Organizational Frames for Professional Claims: Private Military Corporations and the Rise of the Military Paraprofessional
Sociology & Anthropology
Corporations, nongovernmental organizations, and other organizational forms are major players in the sodal world. Recently, sociological scholarship on organizations has converged with research on the professions to discuss the ways in which professions are shaped or influenced by different organizational forms. In this article, I borrows from the notion of framing within social movement research to argue that organizational forms frame the bids of aspiring professionals. More specifically, I argue that certain organizational forms-such as that of the modern corporation-can aid would-be professionals in making their claims for professional recognition. Organizations do this, I argue, by providing aspiring professionals with a ready-made setting, rationale, and guarantees that make the newcomers more easily recognizable as professionals to outside audiences. I explore this argument by examining how the corporate form has facilitated private military contractors in their attempts to legitimate and develop this highly controversial new industry.

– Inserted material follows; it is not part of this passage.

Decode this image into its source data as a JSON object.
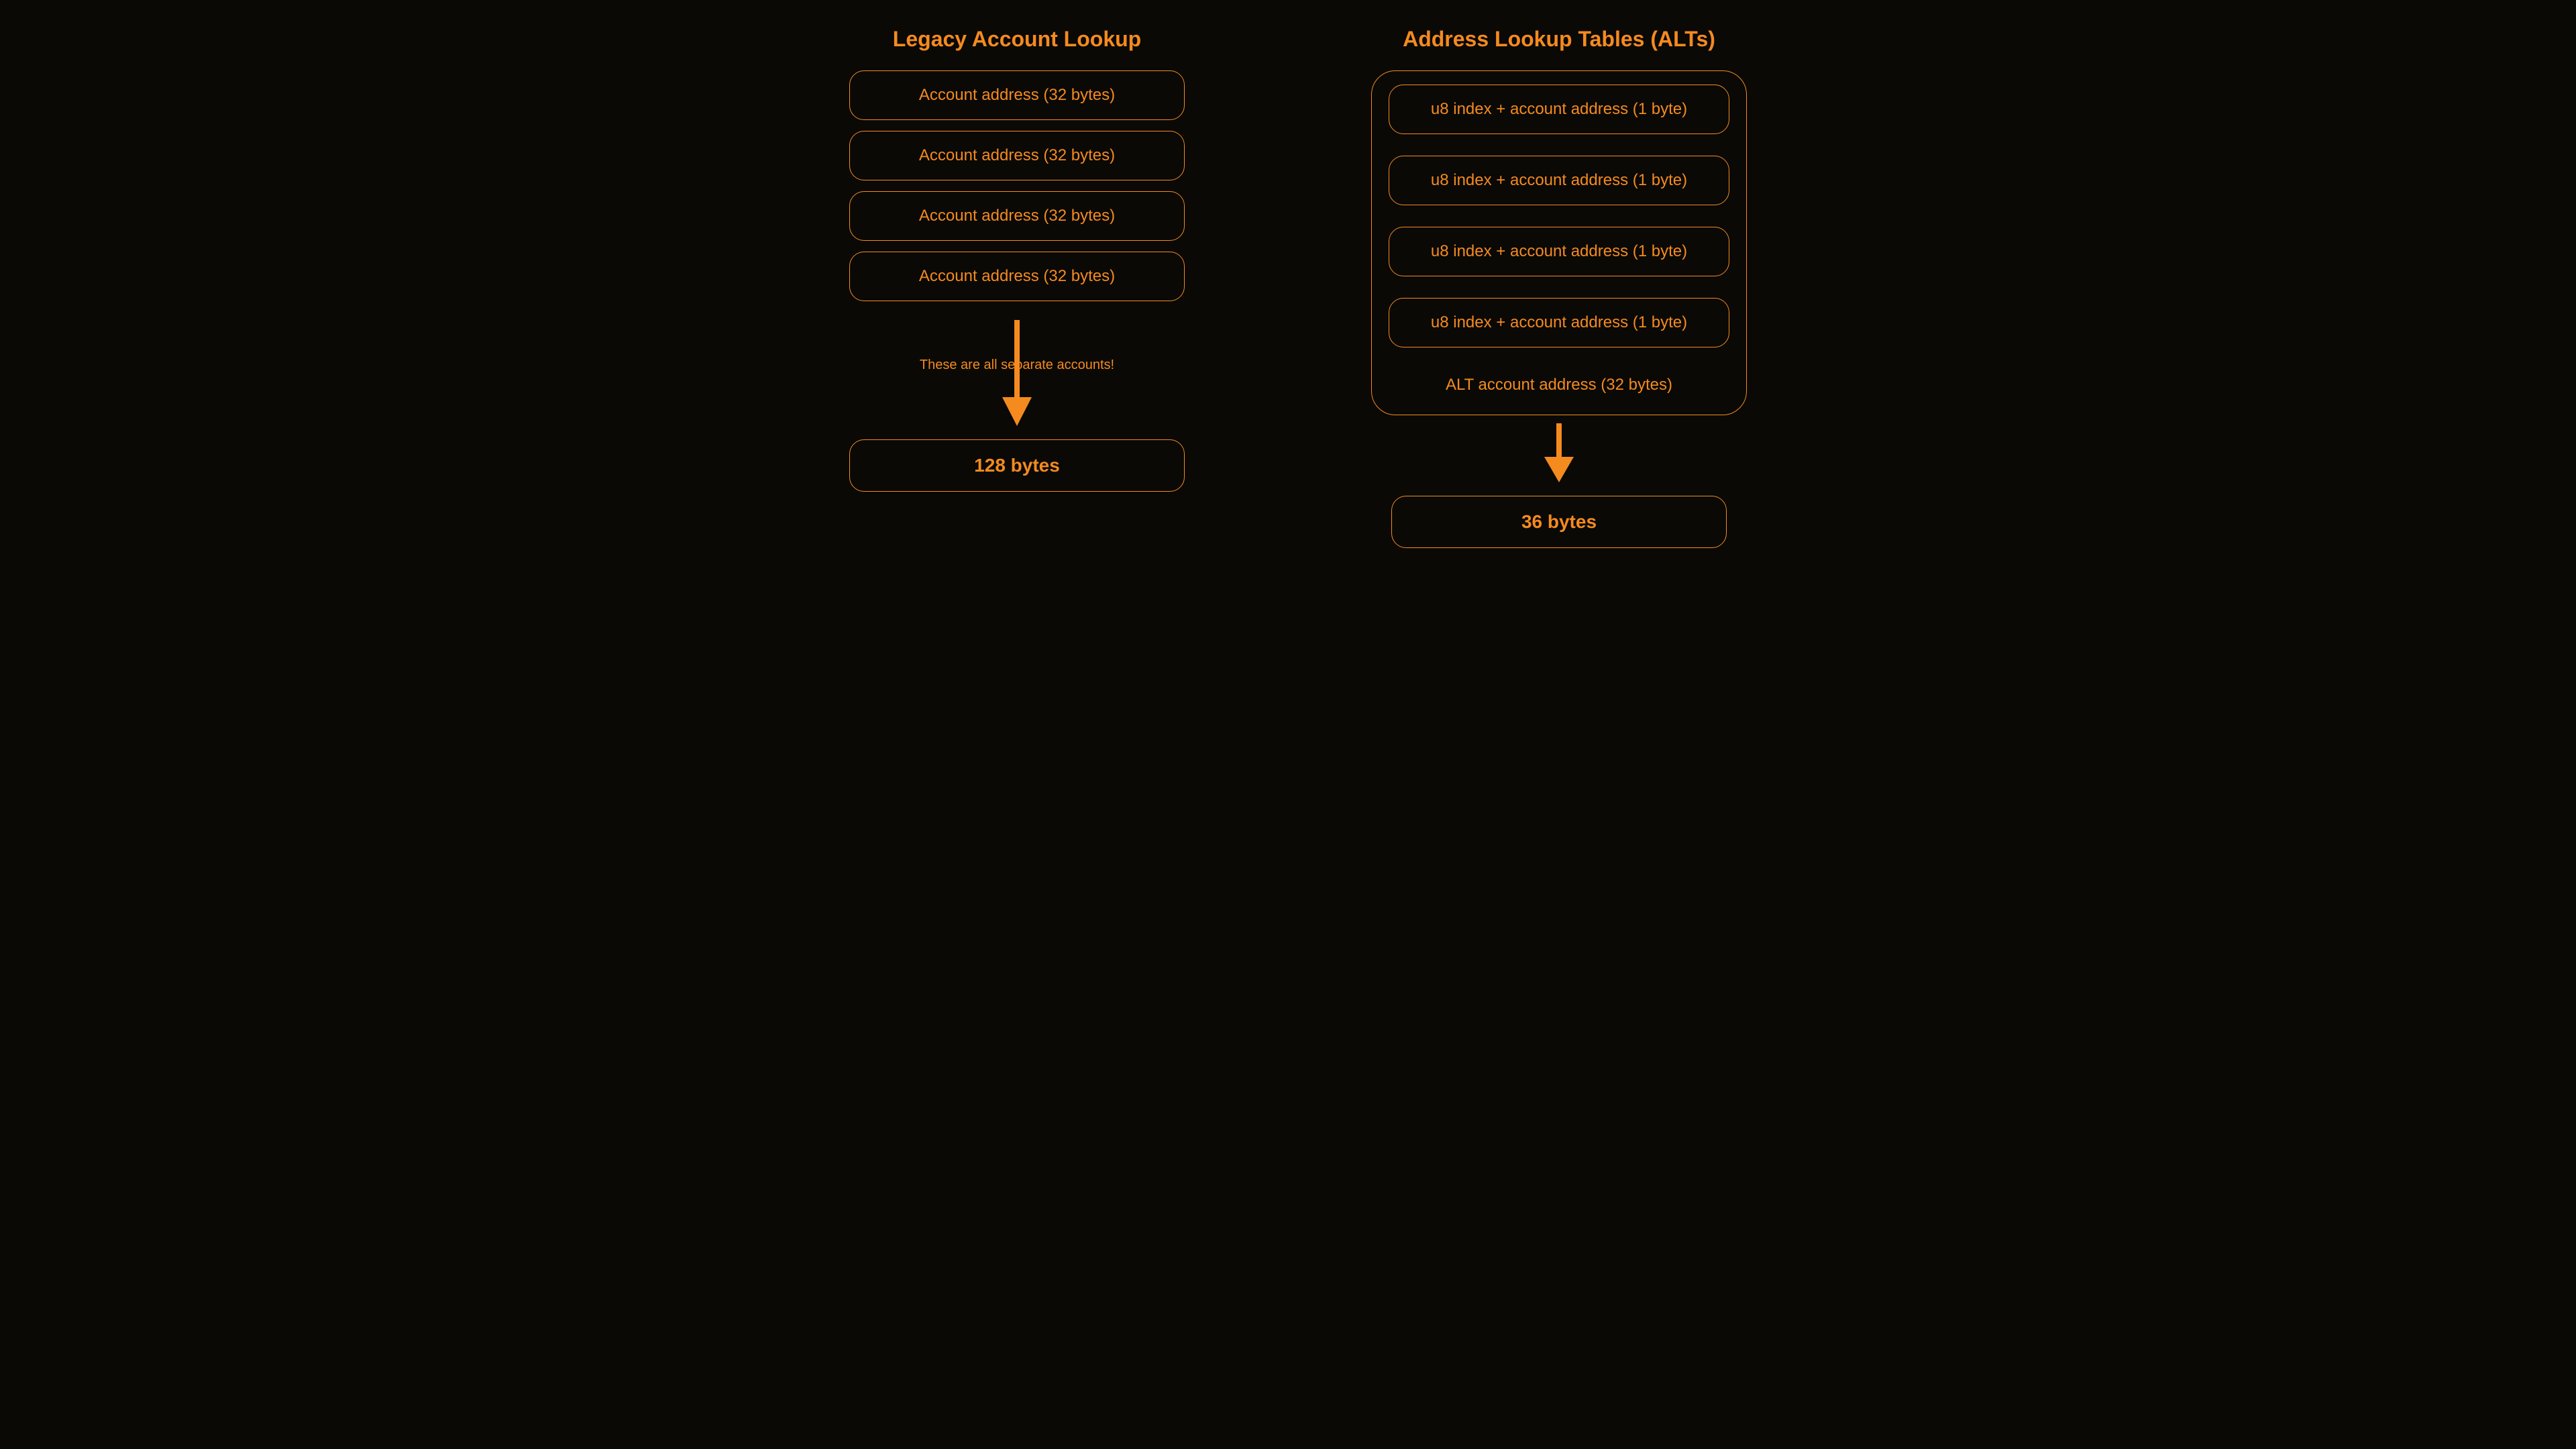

The data are drawn from my interviews with private military contractors, state officials, and other interested parties surrounding private military corporations, as well as from archival data that detail the rise of the private military industry.
McCoy, Katherine E.. "Organizational Frames for Professional Claims: Private Military Corporations and the Rise of the Military Paraprofessional." Social Problems 59, no. 3 (2012) : 322-340.